Like Deerhunter, Atlas Sound’s discography only got better as he focused more on the songwriting and less on the sounds; for Deerhunter, that started on 2008’s Microcastle and continued through to 2013’s Monomania (2015’s Fading Frontier, which was even more song-oriented, doesn’t count because it wasn’t very good) and for Atlas Sound, that started on 2009’s Logos and culminated in 2011’s Parallax. On his debut as Atlas Sound, Bradford Cox does the early M83 thing of grabbing as many genres as he can and blending them together into something inoffensive but offensively low on ideas; the critical acclaim would have you believe you were listening to fucking The Piper at the Gates of Dawn of the new decade or something. Highlights include the friendly percussion juxtaposed against the rest of the song of “Quarantined”, the Radiohead-twitch of “Scraping Past” directed through a climax like “Nothing Ever Happened” (to some extent, anyway); the rhythmic bass line against the soft noise of “Bite Marks”; the way the layered voices add urgency in the basic lyrics of the waltz-time “Recent Bedroom” and the innocence of the child tripping over his words of “A Ghost Story” puts a smile on my face, “He – um – he died and then he – no, wait – he was alive and then he died” (especially because the emphasized bit about how he was alivebefore he died); the nudging drumrolls of “Activan”. Here’s Slant’s Wilson McBee on the album as a whole:

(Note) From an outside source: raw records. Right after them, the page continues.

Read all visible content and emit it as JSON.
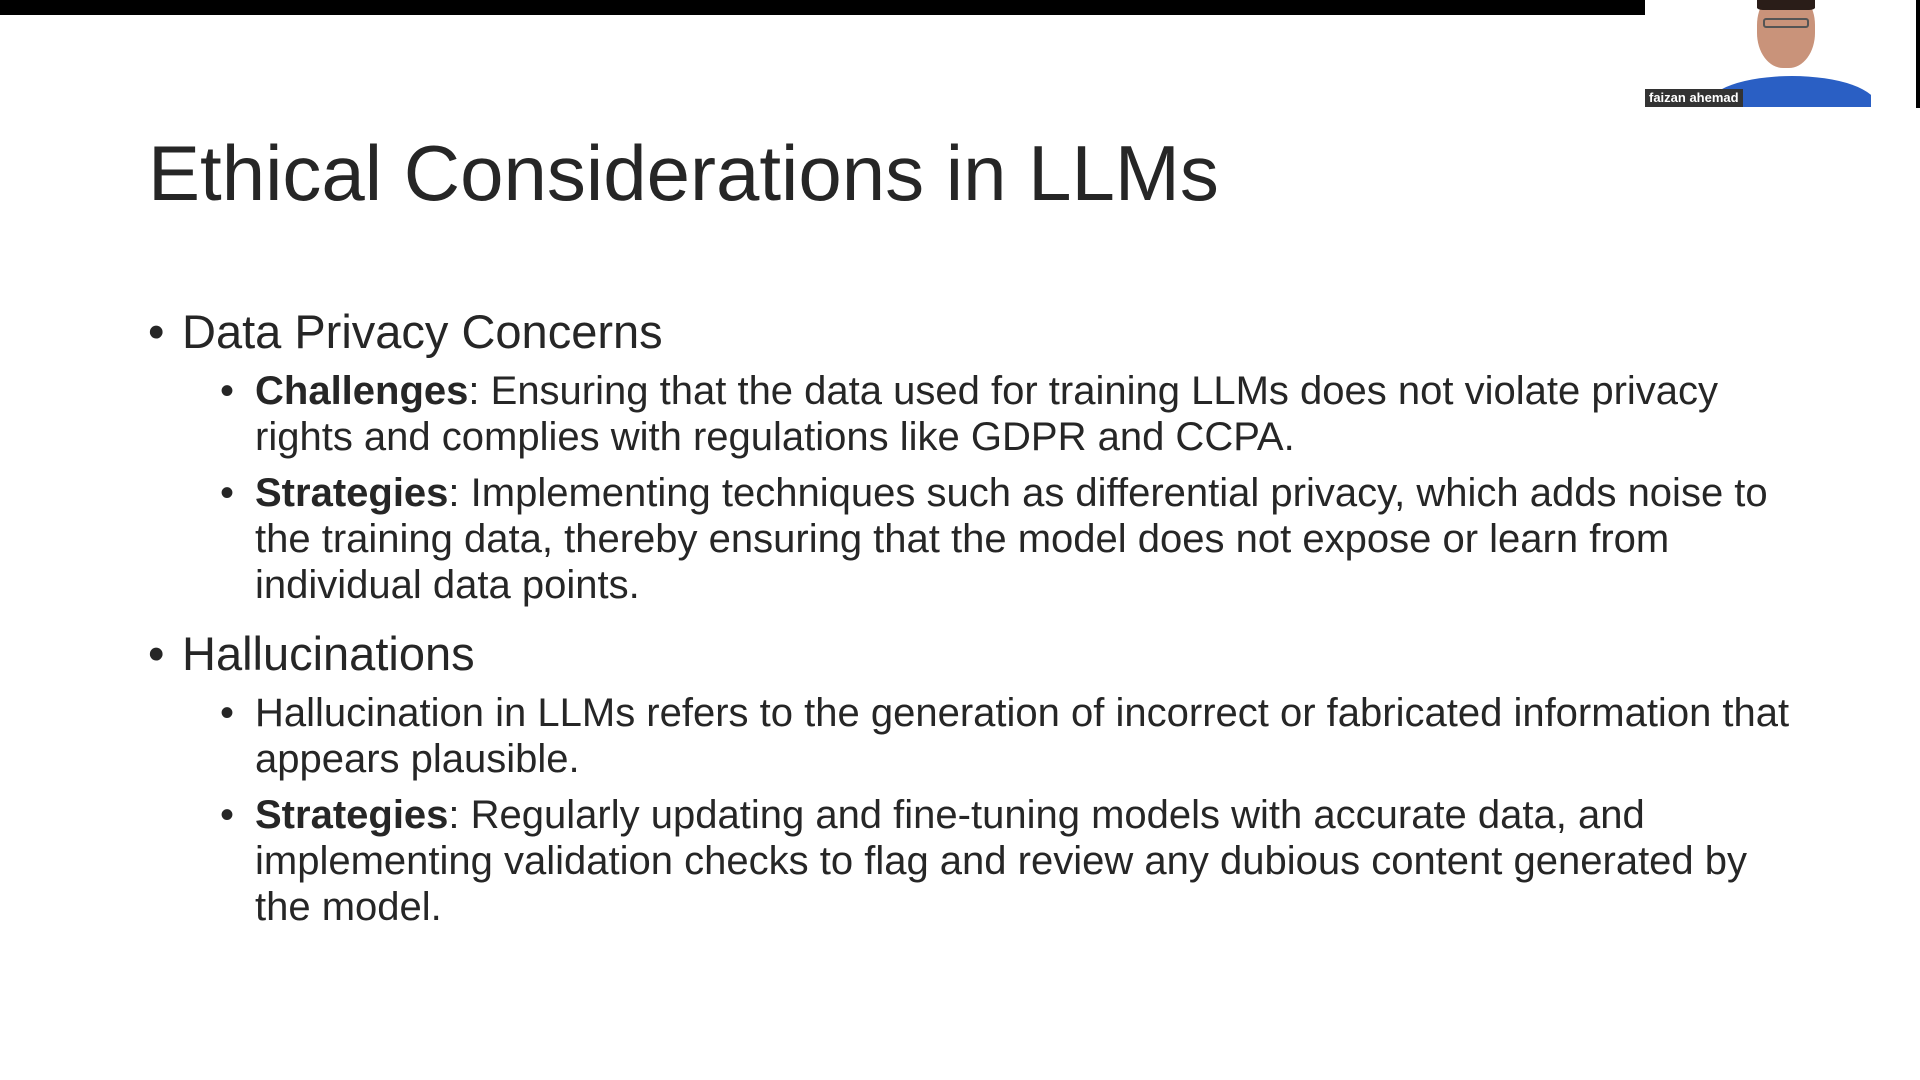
{
  "meeting": {
    "participant_name": "faizan ahemad"
  },
  "slide": {
    "title": "Ethical Considerations in LLMs",
    "sections": [
      {
        "heading": "Data Privacy Concerns",
        "items": [
          {
            "label": "Challenges",
            "text": ": Ensuring that the data used for training LLMs does not violate privacy rights and complies with regulations like GDPR and CCPA."
          },
          {
            "label": "Strategies",
            "text": ": Implementing techniques such as differential privacy, which adds noise to the training data, thereby ensuring that the model does not expose or learn from individual data points."
          }
        ]
      },
      {
        "heading": "Hallucinations",
        "items": [
          {
            "label": "",
            "text": "Hallucination in LLMs refers to the generation of incorrect or fabricated information that appears plausible."
          },
          {
            "label": "Strategies",
            "text": ": Regularly updating and fine-tuning models with accurate data, and implementing validation checks to flag and review any dubious content generated by the model."
          }
        ]
      }
    ]
  }
}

Let the Blind presents an intriguing mixture of sounds, but rarely does Cox whip them into anything very exciting. Many of the elements from Cryptograms (and few from the band’s neglected, more garage-oriented, eponymous debut album) appear on Let the Blind, but the ratios have been adjusted and the overall energy level tempered. Cox’s vocals are lower in the mix, dreamier, and more likely to drift out of focus. The swells of static and synthetic twinkles, so jarring on Deerhunter’s records, take on a larger presence but fail to grate or engage, respectively.

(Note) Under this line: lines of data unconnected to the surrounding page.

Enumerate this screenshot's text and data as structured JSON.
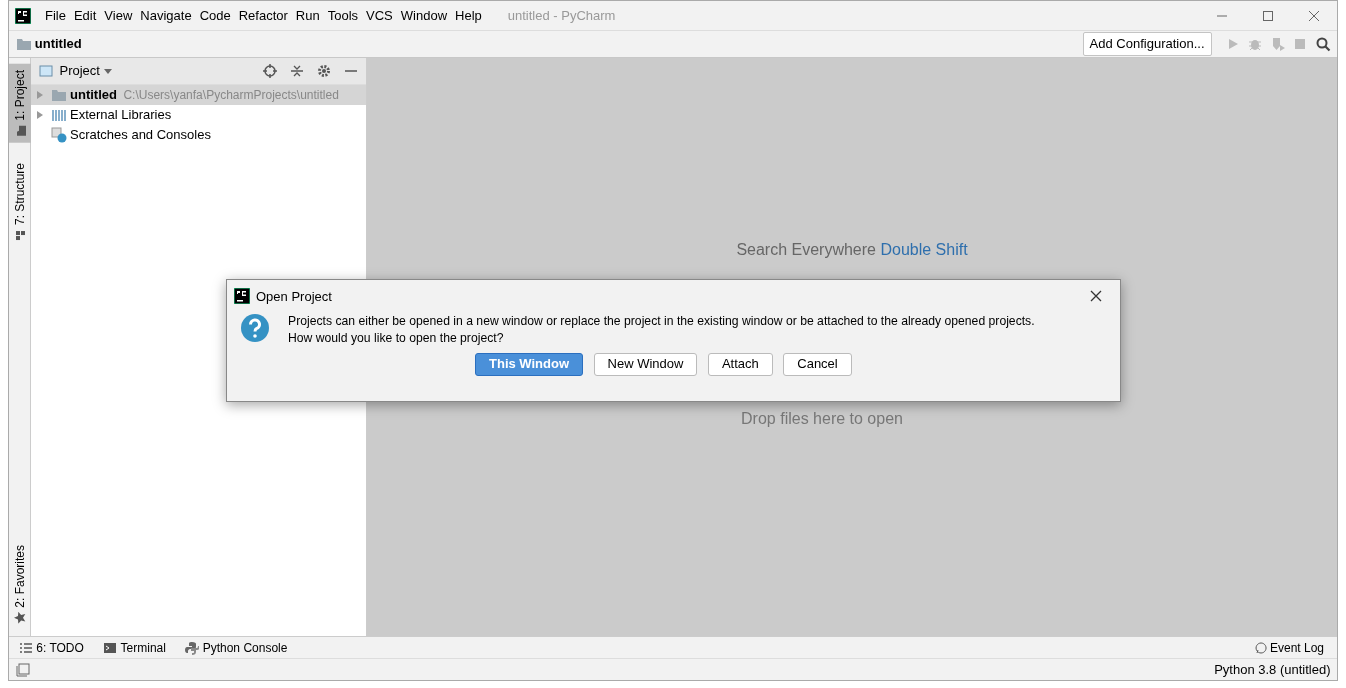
{
  "window": {
    "title": "untitled - PyCharm"
  },
  "menu": [
    "File",
    "Edit",
    "View",
    "Navigate",
    "Code",
    "Refactor",
    "Run",
    "Tools",
    "VCS",
    "Window",
    "Help"
  ],
  "navbar": {
    "breadcrumb": "untitled",
    "run_config": "Add Configuration..."
  },
  "left_stripe": [
    {
      "label": "1: Project",
      "selected": true,
      "kind": "folder"
    },
    {
      "label": "7: Structure",
      "selected": false,
      "kind": "structure"
    }
  ],
  "left_stripe_bottom": [
    {
      "label": "2: Favorites",
      "selected": false,
      "kind": "star"
    }
  ],
  "project_panel": {
    "title": "Project",
    "tree": [
      {
        "label": "untitled",
        "path": "C:\\Users\\yanfa\\PycharmProjects\\untitled",
        "kind": "folder",
        "expandable": true,
        "selected": true
      },
      {
        "label": "External Libraries",
        "kind": "library",
        "expandable": true,
        "selected": false
      },
      {
        "label": "Scratches and Consoles",
        "kind": "scratch",
        "expandable": false,
        "selected": false
      }
    ]
  },
  "editor": {
    "hint": "Search Everywhere",
    "shortcut": "Double Shift",
    "drop_hint": "Drop files here to open"
  },
  "dialog": {
    "title": "Open Project",
    "message": [
      "Projects can either be opened in a new window or replace the project in the existing window or be attached to the already opened projects.",
      "How would you like to open the project?"
    ],
    "buttons": [
      {
        "label": "This Window",
        "default": true
      },
      {
        "label": "New Window",
        "default": false
      },
      {
        "label": "Attach",
        "default": false
      },
      {
        "label": "Cancel",
        "default": false
      }
    ]
  },
  "bottom_tools": [
    {
      "label": "6: TODO",
      "kind": "list"
    },
    {
      "label": "Terminal",
      "kind": "terminal"
    },
    {
      "label": "Python Console",
      "kind": "python"
    }
  ],
  "event_log": "Event Log",
  "status_bar": {
    "interpreter": "Python 3.8 (untitled)"
  }
}
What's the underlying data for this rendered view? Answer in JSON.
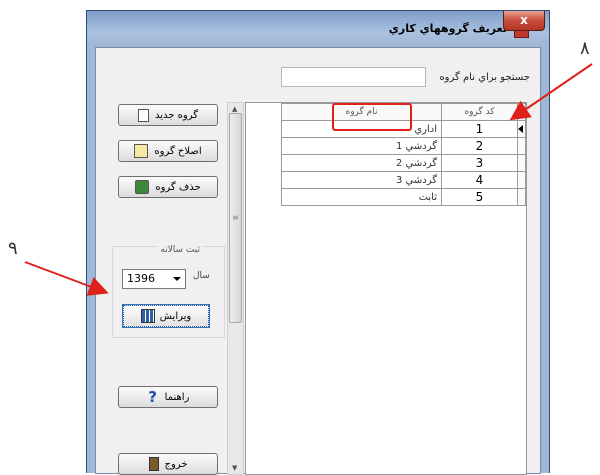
{
  "window": {
    "title": "تعريف گروههاي كاري",
    "close_label": "x"
  },
  "search": {
    "label": "جستجو براي نام گروه",
    "value": ""
  },
  "grid": {
    "columns": [
      "كد گروه",
      "نام گروه"
    ],
    "rows": [
      {
        "code": "1",
        "name": "اداري"
      },
      {
        "code": "2",
        "name": "گردشي 1"
      },
      {
        "code": "3",
        "name": "گردشي 2"
      },
      {
        "code": "4",
        "name": "گردشي 3"
      },
      {
        "code": "5",
        "name": "ثابت"
      }
    ],
    "selected_row": 1
  },
  "sidebar": {
    "new_group": "گروه جديد",
    "edit_group": "اصلاح گروه",
    "delete_group": "حذف گروه",
    "annual_box_title": "ثبت سالانه",
    "year_label": "سال",
    "year_value": "1396",
    "edit_button": "ويرايش",
    "help_button": "راهنما",
    "exit_button": "خروج"
  },
  "annotations": {
    "label_8": "۸",
    "label_9": "۹",
    "arrow_color": "#e0201a"
  },
  "colors": {
    "accent": "#e0201a",
    "title_bar": "#9fb8d6"
  }
}
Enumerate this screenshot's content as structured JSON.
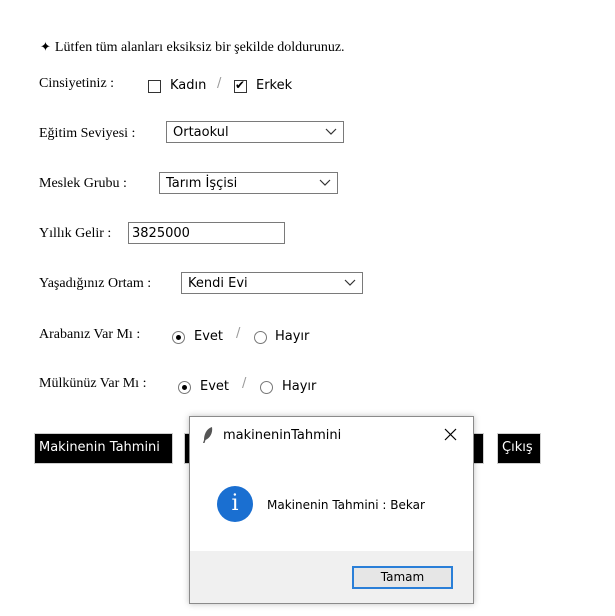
{
  "form": {
    "intro_icon": "four-point-star-icon",
    "intro": "Lütfen tüm alanları eksiksiz bir şekilde doldurunuz.",
    "gender": {
      "label": "Cinsiyetiniz :",
      "options": [
        "Kadın",
        "Erkek"
      ],
      "checked": "Erkek",
      "separator": "/"
    },
    "education": {
      "label": "Eğitim Seviyesi :",
      "value": "Ortaokul"
    },
    "occupation": {
      "label": "Meslek Grubu :",
      "value": "Tarım İşçisi"
    },
    "income": {
      "label": "Yıllık Gelir :",
      "value": "3825000"
    },
    "living": {
      "label": "Yaşadığınız Ortam :",
      "value": "Kendi Evi"
    },
    "car": {
      "label": "Arabanız Var Mı :",
      "options": [
        "Evet",
        "Hayır"
      ],
      "selected": "Evet",
      "separator": "/"
    },
    "property": {
      "label": "Mülkünüz Var Mı :",
      "options": [
        "Evet",
        "Hayır"
      ],
      "selected": "Evet",
      "separator": "/"
    },
    "buttons": {
      "predict": "Makinenin Tahmini",
      "exit": "Çıkış"
    }
  },
  "dialog": {
    "title": "makineninTahmini",
    "icon": "info-icon",
    "message": "Makinenin Tahmini : Bekar",
    "ok": "Tamam"
  },
  "colors": {
    "info_blue": "#1a6fd1",
    "focus_blue": "#2a7fd8"
  }
}
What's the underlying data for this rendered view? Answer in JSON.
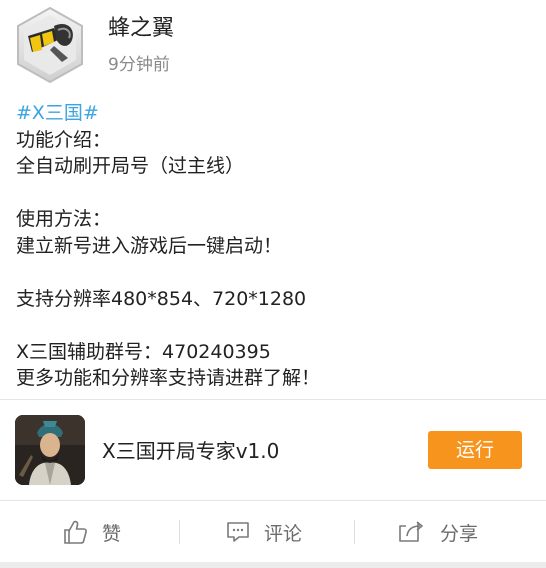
{
  "author": {
    "name": "蜂之翼",
    "time": "9分钟前",
    "avatar_icon": "bee-wing-logo-icon"
  },
  "post": {
    "hashtag": "#X三国#",
    "lines": [
      "功能介绍：",
      "全自动刷开局号（过主线）",
      "",
      "使用方法：",
      "建立新号进入游戏后一键启动！",
      "",
      "支持分辨率480*854、720*1280",
      "",
      "X三国辅助群号：470240395",
      "更多功能和分辨率支持请进群了解！"
    ]
  },
  "app_card": {
    "name": "X三国开局专家v1.0",
    "button_label": "运行",
    "icon": "warrior-portrait-icon",
    "button_color": "#f7941d"
  },
  "actions": {
    "like_label": "赞",
    "comment_label": "评论",
    "share_label": "分享",
    "like_icon": "thumbs-up-icon",
    "comment_icon": "comment-icon",
    "share_icon": "share-icon"
  },
  "colors": {
    "hashtag": "#3aa5e0",
    "text": "#222222",
    "muted": "#8a8a8a"
  }
}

Cox has said that Let the Blind Lead is meant to be a “therapeutic” album—both to him and his audience. The psychiatric exercise of creating the album may have done him some good, but fans of Deerhunter’s transcendent rock will have to wait for the band’s next album if they want the kind of catharsis that is only hinted at here.
Yup – and they only had to wait 8 months!